I arrived back home just after 11am, I had already been up for over 7 hours, it was time for a well earned cup of tea, a bacon butty and a browse through my mornings efforts.

Six months of 35mm

I do not normally set myself any new years resolutions, I know that by the end of January, the promise to eat no more sweets and biscuits will have been broken but I did think I could achieve something relevant to photography.

My GAS (gear acquisition syndrome) had taken a hold, it was time reduce the amount of gear and challenge my photographic ability and not my bank account.

By the first week in January, I had made the first of many social media posts declaring my intentions, there, it was out, I was committed, I was to spend the next 12 months shooting only 35mm.

The camera I had chosen is the Fujifilm X100F, a rangefinder style camera that has style in abundance and can be carried around all day with no issues.
With a much lighter camera bag and no worries about which lenses to pack for any given shoot, as long as I have a couple of spare batteries charged I am good to go at an instant.

I have discussed in previous blogs how I feel that I am at my creative best with prime focal lengths but since embarking upon this challenge, I have become more open minded with my photography ethos, I will explain.
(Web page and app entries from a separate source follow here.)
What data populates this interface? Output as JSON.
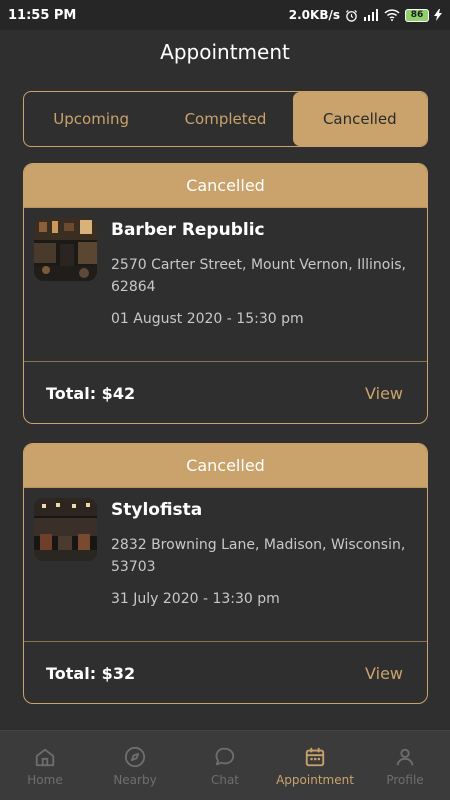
{
  "status_bar": {
    "time": "11:55 PM",
    "speed": "2.0KB/s",
    "battery": "86",
    "icons": [
      "alarm-icon",
      "signal-icon",
      "wifi-icon",
      "charging-icon"
    ]
  },
  "header": {
    "title": "Appointment"
  },
  "tabs": [
    {
      "label": "Upcoming",
      "active": false
    },
    {
      "label": "Completed",
      "active": false
    },
    {
      "label": "Cancelled",
      "active": true
    }
  ],
  "appointments": [
    {
      "status": "Cancelled",
      "name": "Barber Republic",
      "address": "2570 Carter Street, Mount Vernon, Illinois, 62864",
      "date": "01 August 2020 - 15:30 pm",
      "total": "Total: $42",
      "action": "View"
    },
    {
      "status": "Cancelled",
      "name": "Stylofista",
      "address": "2832 Browning Lane, Madison, Wisconsin, 53703",
      "date": "31 July 2020 - 13:30 pm",
      "total": "Total: $32",
      "action": "View"
    }
  ],
  "bottom_nav": [
    {
      "label": "Home",
      "icon": "home-icon",
      "active": false
    },
    {
      "label": "Nearby",
      "icon": "compass-icon",
      "active": false
    },
    {
      "label": "Chat",
      "icon": "chat-icon",
      "active": false
    },
    {
      "label": "Appointment",
      "icon": "calendar-icon",
      "active": true
    },
    {
      "label": "Profile",
      "icon": "profile-icon",
      "active": false
    }
  ],
  "colors": {
    "accent": "#c9a36b",
    "background": "#2f2f2f",
    "nav_background": "#3b3b3b",
    "inactive": "#6e6e6e"
  }
}
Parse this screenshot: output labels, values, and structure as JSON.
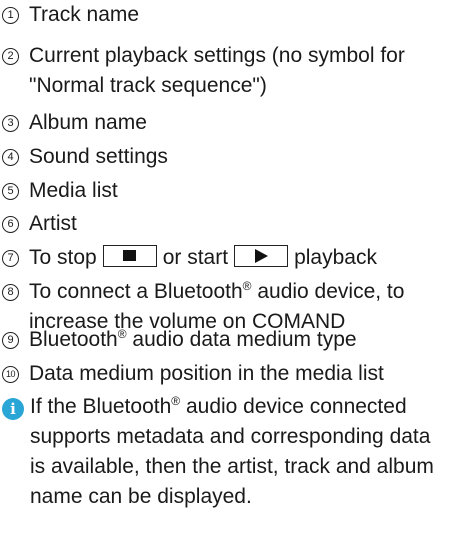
{
  "legend": [
    {
      "n": "1",
      "text": "Track name"
    },
    {
      "n": "2",
      "text": "Current playback settings (no symbol for",
      "text2": "\"Normal track sequence\")"
    },
    {
      "n": "3",
      "text": "Album name"
    },
    {
      "n": "4",
      "text": "Sound settings"
    },
    {
      "n": "5",
      "text": "Media list"
    },
    {
      "n": "6",
      "text": "Artist"
    },
    {
      "n": "7",
      "pre": "To stop",
      "mid": "or start",
      "post": "playback"
    },
    {
      "n": "8",
      "text": "To connect a Bluetooth",
      "text_tail": " audio device, to",
      "text2": "increase the volume on COMAND"
    },
    {
      "n": "9",
      "text": "Bluetooth",
      "text_tail": " audio data medium type"
    },
    {
      "n": "10",
      "text": "Data medium position in the media list"
    }
  ],
  "registered_mark": "®",
  "info": {
    "icon": "info-icon",
    "icon_color": "#2aa6d6",
    "line1_a": "If the Bluetooth",
    "line1_b": " audio device connected",
    "line2": "supports metadata and corresponding data",
    "line3": "is available, then the artist, track and album",
    "line4": "name can be displayed."
  }
}
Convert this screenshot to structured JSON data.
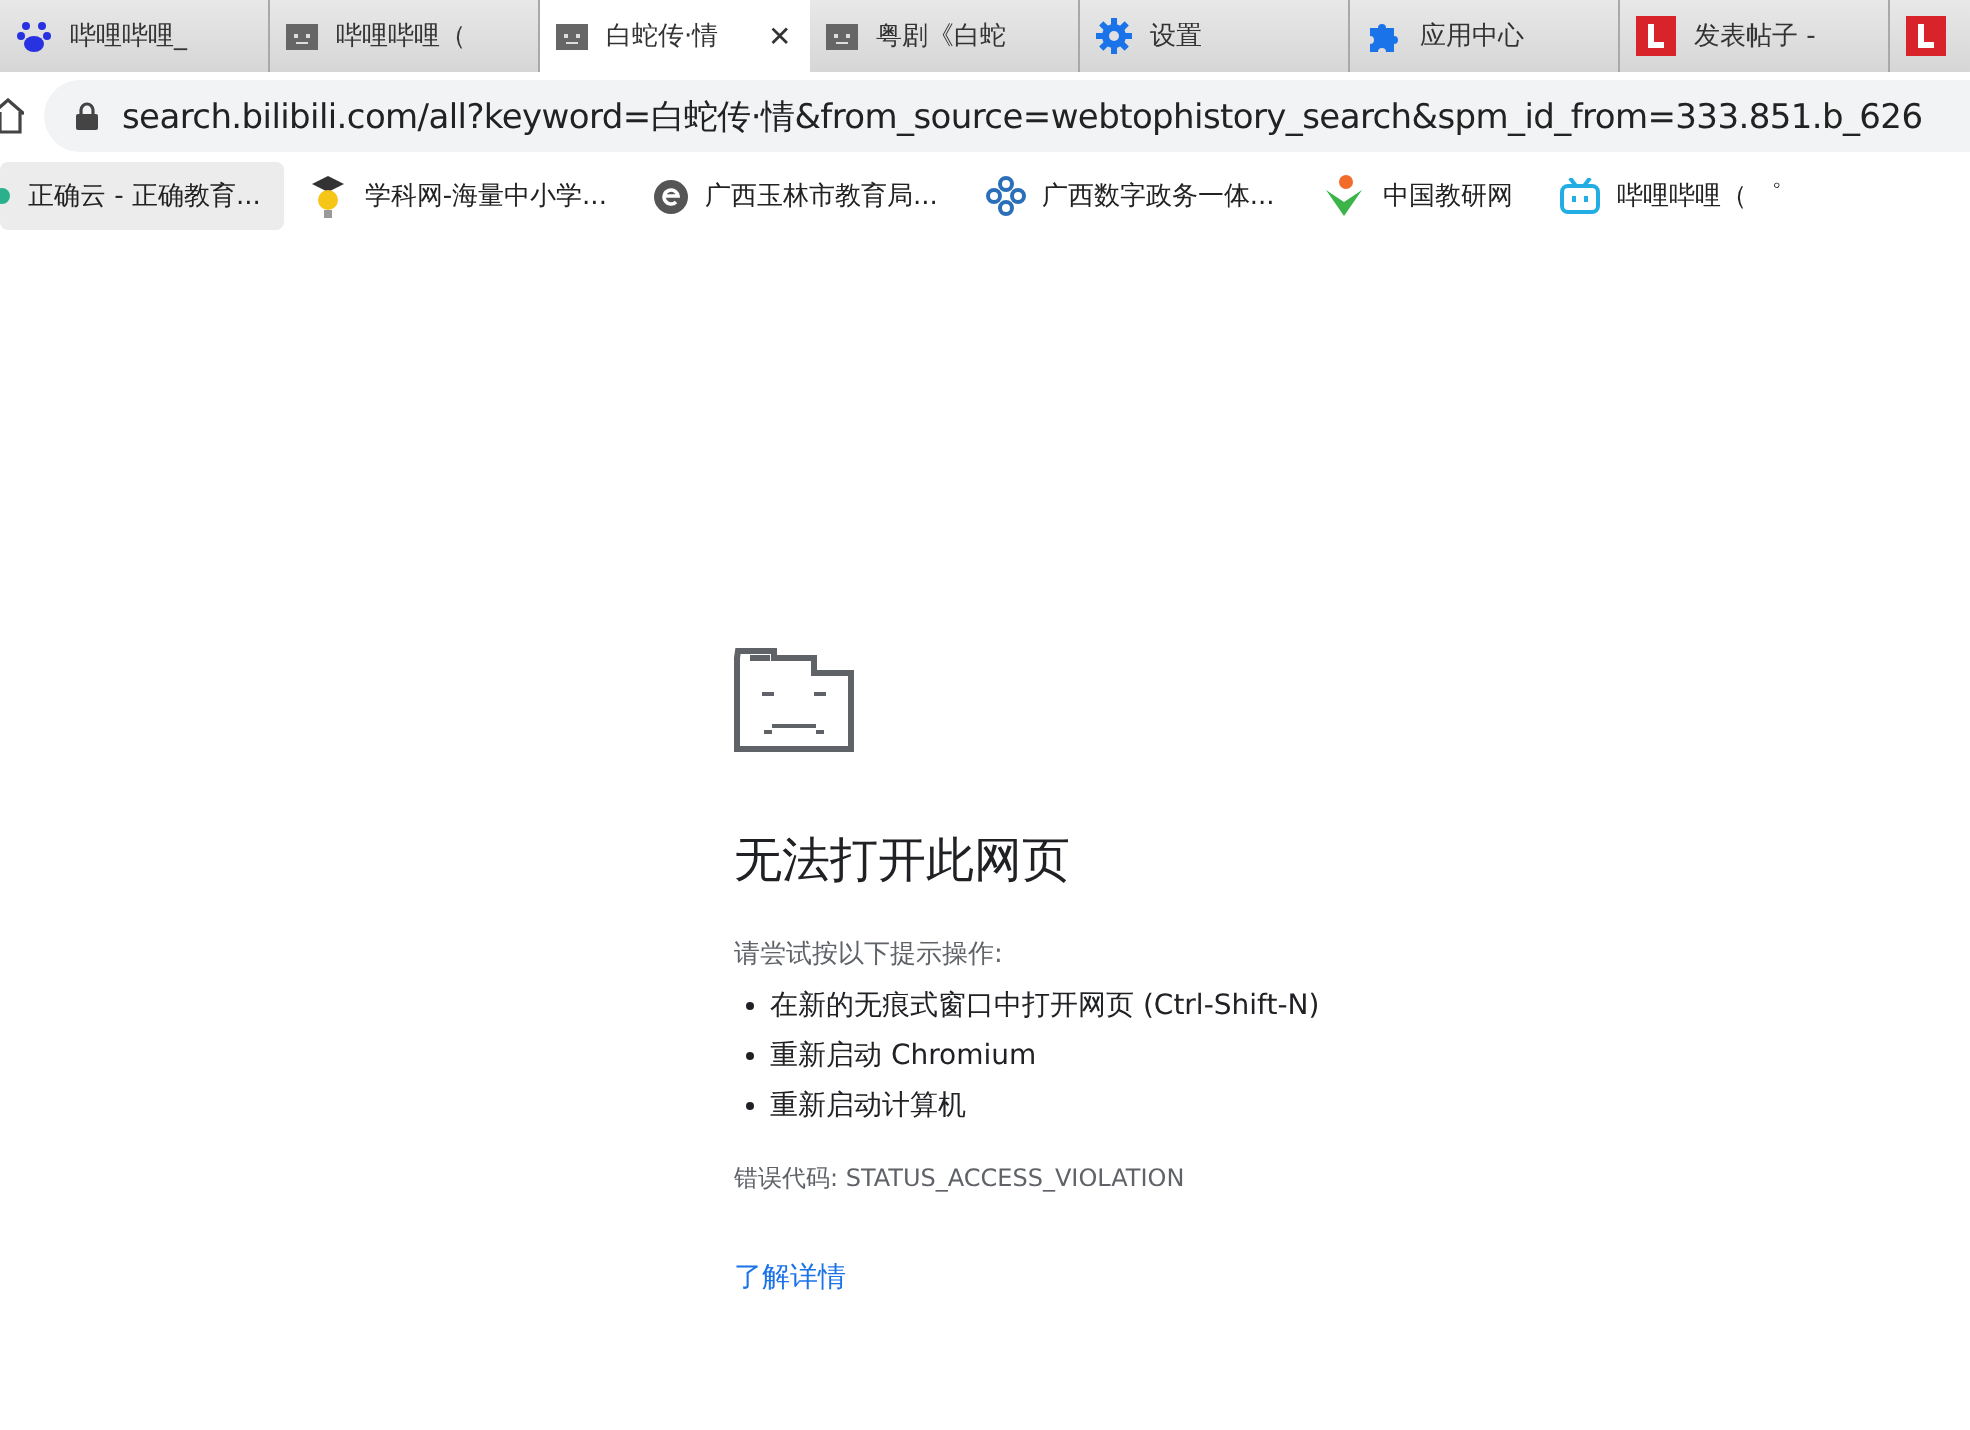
{
  "tabs": [
    {
      "kind": "paw",
      "title": "哔哩哔哩_",
      "selected": false
    },
    {
      "kind": "sad-folder",
      "title": "哔哩哔哩（",
      "selected": false
    },
    {
      "kind": "sad-folder",
      "title": "白蛇传·情",
      "selected": true,
      "close": "✕"
    },
    {
      "kind": "sad-folder",
      "title": "粤剧《白蛇",
      "selected": false
    },
    {
      "kind": "gear",
      "title": "设置",
      "selected": false
    },
    {
      "kind": "puzzle",
      "title": "应用中心",
      "selected": false
    },
    {
      "kind": "letter-l",
      "title": "发表帖子 -",
      "selected": false
    },
    {
      "kind": "letter-l",
      "selected": false
    }
  ],
  "address_bar": {
    "url": "search.bilibili.com/all?keyword=白蛇传·情&from_source=webtophistory_search&spm_id_from=333.851.b_626"
  },
  "bookmarks": [
    {
      "kind": "dot",
      "title": "正确云 - 正确教育...",
      "selected": true
    },
    {
      "kind": "scholar",
      "title": "学科网-海量中小学...",
      "selected": false
    },
    {
      "kind": "e-circle",
      "title": "广西玉林市教育局...",
      "selected": false
    },
    {
      "kind": "knot",
      "title": "广西数字政务一体...",
      "selected": false
    },
    {
      "kind": "figure",
      "title": "中国教研网",
      "selected": false
    },
    {
      "kind": "tv",
      "title": "哔哩哔哩（ ゜",
      "selected": false
    }
  ],
  "error": {
    "title": "无法打开此网页",
    "hint": "请尝试按以下提示操作:",
    "suggestions": [
      "在新的无痕式窗口中打开网页 (Ctrl-Shift-N)",
      "重新启动 Chromium",
      "重新启动计算机"
    ],
    "code": "错误代码: STATUS_ACCESS_VIOLATION",
    "link": "了解详情"
  }
}
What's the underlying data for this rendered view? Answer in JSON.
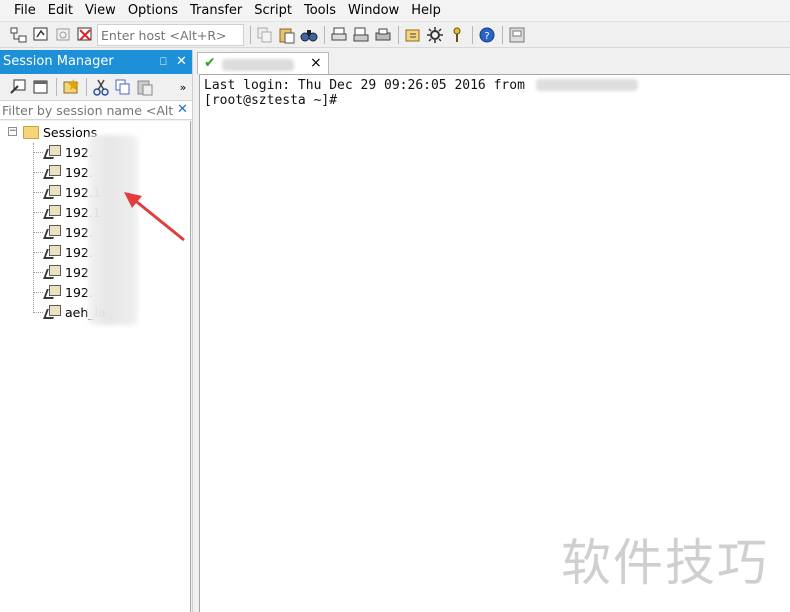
{
  "menubar": {
    "items": [
      "File",
      "Edit",
      "View",
      "Options",
      "Transfer",
      "Script",
      "Tools",
      "Window",
      "Help"
    ]
  },
  "toolbar": {
    "host_placeholder": "Enter host <Alt+R>"
  },
  "session_manager": {
    "title": "Session Manager",
    "filter_placeholder": "Filter by session name <Alt+I",
    "root_label": "Sessions",
    "sessions": [
      "192.",
      "192.",
      "192.1",
      "192.1",
      "192.",
      "192.",
      "192",
      "192.",
      "aeh_la"
    ]
  },
  "tab": {
    "close_glyph": "×"
  },
  "terminal": {
    "lines": [
      "Last login: Thu Dec 29 09:26:05 2016 from",
      "[root@sztesta ~]#"
    ]
  },
  "watermark": "软件技巧",
  "colors": {
    "accent": "#1e90d8",
    "terminal_bg": "#ffffff",
    "arrow": "#e23c3c",
    "watermark": "#cfcfcf"
  }
}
Until this year, I had always shot RAW images exclusively, it’s the law, everyone says you have to….
Hands up, I will admit to being one of those who would sneer at the thought of anyone shooting JPEG’s, even with my previous Fuji cameras (xpro-1 xe-1), I had never thought to even try.
I may be late to the JPEG party but at least I have now arrived, with the many film simulations offered within the camera’s custom settings, I am happy to experiment with various set ups, a part of my previous fuji cameras I had missed out on through my own stubbornness.

I liked the analogy given by Fuji ambassador Kevin Mullins, wedding and documentary photographer, when he says ‘do you not trust your camera to produce good images?’

100f

I still shoot RAW for paid assignments but for my personal use, I am having fun trying new recipes, some have been good, others consigned to digital dustbin.
I find myself using the aspect ratio settings more as well for the Jpegs, deciding to shoot 1:1 images for an entire shoot can be fun.

The biggest and most enjoyable part of the project, is that I am using a camera long enough to get to know its quirks and foibles.
Many of my fellow 100F users have such things as a touch screen or tilting screen on their wish list, I have one, please can we remove the drive option from the D-pad and allow it to become a custom button or menu item, I am frequently going from single shot to other shooting modes because of where my thumb rests on the camera, other than that, I simply love using this little beaut of a camera.

In much the same way that I was inspired to do this challenge, a few of my fellow photographers have expressed an interest in doing  a self imposed project themselves, it is good to think we can share ideas in our own development and  creativity.

I am always eager to read about other peoples challenges, I am already thinking about what I will do next year.